### PROBLEM REQUIREMENTS
Return every entry exactly.

### DATA
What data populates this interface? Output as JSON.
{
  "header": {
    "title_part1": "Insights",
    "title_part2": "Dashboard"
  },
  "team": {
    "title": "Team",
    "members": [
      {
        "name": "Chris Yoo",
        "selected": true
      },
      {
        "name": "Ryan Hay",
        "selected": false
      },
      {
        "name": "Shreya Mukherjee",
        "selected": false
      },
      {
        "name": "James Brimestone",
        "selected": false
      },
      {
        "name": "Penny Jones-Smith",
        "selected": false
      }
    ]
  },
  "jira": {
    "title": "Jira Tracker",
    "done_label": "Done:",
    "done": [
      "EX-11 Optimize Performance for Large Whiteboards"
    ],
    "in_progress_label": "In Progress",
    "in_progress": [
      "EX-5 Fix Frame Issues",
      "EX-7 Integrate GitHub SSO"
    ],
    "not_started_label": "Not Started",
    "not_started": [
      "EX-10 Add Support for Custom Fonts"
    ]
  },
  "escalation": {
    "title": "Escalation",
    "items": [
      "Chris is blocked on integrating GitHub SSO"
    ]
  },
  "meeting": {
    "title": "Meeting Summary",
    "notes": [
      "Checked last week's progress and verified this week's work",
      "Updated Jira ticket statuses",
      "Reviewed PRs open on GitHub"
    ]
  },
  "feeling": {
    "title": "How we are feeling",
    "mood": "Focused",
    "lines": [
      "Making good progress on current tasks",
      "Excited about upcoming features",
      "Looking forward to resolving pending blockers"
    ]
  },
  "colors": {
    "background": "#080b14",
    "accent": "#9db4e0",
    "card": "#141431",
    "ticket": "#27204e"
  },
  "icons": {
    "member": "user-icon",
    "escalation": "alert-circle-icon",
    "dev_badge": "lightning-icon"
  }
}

### ANSWER TO THIS PROBLEM
What data populates this interface? Output as JSON.
{
  "header": {
    "title_part1": "Insights",
    "title_part2": "Dashboard"
  },
  "team": {
    "title": "Team",
    "members": [
      {
        "name": "Chris Yoo",
        "selected": true
      },
      {
        "name": "Ryan Hay",
        "selected": false
      },
      {
        "name": "Shreya Mukherjee",
        "selected": false
      },
      {
        "name": "James Brimestone",
        "selected": false
      },
      {
        "name": "Penny Jones-Smith",
        "selected": false
      }
    ]
  },
  "jira": {
    "title": "Jira Tracker",
    "done_label": "Done:",
    "done": [
      "EX-11 Optimize Performance for Large Whiteboards"
    ],
    "in_progress_label": "In Progress",
    "in_progress": [
      "EX-5 Fix Frame Issues",
      "EX-7 Integrate GitHub SSO"
    ],
    "not_started_label": "Not Started",
    "not_started": [
      "EX-10 Add Support for Custom Fonts"
    ]
  },
  "escalation": {
    "title": "Escalation",
    "items": [
      "Chris is blocked on integrating GitHub SSO"
    ]
  },
  "meeting": {
    "title": "Meeting Summary",
    "notes": [
      "Checked last week's progress and verified this week's work",
      "Updated Jira ticket statuses",
      "Reviewed PRs open on GitHub"
    ]
  },
  "feeling": {
    "title": "How we are feeling",
    "mood": "Focused",
    "lines": [
      "Making good progress on current tasks",
      "Excited about upcoming features",
      "Looking forward to resolving pending blockers"
    ]
  },
  "colors": {
    "background": "#080b14",
    "accent": "#9db4e0",
    "card": "#141431",
    "ticket": "#27204e"
  },
  "icons": {
    "member": "user-icon",
    "escalation": "alert-circle-icon",
    "dev_badge": "lightning-icon"
  }
}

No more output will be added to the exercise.